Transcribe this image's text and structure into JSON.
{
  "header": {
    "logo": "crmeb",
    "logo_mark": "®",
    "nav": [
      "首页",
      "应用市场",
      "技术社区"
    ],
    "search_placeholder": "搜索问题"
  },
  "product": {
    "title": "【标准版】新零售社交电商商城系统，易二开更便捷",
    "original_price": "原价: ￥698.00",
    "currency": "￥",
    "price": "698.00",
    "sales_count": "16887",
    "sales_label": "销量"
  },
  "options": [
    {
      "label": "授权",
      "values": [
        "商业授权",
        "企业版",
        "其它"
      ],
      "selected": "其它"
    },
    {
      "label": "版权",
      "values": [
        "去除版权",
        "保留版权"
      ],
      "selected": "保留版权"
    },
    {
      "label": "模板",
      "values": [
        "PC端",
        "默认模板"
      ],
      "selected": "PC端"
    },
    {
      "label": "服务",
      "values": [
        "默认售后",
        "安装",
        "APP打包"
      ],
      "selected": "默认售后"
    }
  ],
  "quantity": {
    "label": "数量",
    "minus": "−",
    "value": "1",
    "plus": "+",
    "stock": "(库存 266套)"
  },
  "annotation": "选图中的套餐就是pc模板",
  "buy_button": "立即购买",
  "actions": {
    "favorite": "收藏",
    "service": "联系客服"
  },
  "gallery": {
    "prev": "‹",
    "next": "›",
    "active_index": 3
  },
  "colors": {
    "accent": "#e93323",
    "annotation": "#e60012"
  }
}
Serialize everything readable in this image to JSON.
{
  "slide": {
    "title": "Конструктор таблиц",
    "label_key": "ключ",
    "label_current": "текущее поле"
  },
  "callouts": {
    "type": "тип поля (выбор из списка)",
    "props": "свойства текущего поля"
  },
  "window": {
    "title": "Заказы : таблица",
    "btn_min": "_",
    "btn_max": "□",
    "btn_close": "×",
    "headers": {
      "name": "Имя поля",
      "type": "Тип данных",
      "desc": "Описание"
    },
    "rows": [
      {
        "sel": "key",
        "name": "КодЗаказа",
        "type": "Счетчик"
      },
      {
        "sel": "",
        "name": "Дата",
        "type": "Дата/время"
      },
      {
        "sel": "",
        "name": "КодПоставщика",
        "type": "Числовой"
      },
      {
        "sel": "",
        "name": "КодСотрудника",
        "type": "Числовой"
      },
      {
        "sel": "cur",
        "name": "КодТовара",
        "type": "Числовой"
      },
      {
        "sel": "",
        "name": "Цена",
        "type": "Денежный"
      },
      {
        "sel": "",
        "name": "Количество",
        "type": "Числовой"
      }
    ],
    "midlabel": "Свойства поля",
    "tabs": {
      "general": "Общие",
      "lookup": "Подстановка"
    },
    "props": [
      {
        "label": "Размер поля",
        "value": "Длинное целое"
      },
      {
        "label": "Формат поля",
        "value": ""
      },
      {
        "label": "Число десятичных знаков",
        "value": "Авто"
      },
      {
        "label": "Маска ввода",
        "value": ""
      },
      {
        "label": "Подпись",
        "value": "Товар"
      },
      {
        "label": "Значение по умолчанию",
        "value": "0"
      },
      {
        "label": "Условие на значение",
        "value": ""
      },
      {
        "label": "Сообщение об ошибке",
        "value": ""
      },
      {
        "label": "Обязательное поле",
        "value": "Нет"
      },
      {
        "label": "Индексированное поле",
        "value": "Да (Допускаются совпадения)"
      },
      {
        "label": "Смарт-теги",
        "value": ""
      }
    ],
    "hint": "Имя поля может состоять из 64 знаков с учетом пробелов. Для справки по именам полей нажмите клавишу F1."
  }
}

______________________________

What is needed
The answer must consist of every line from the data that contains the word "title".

Expected output
    "title": "【标准版】新零售社交电商商城系统，易二开更便捷",
    "title": "Конструктор таблиц",
    "title": "Заказы : таблица",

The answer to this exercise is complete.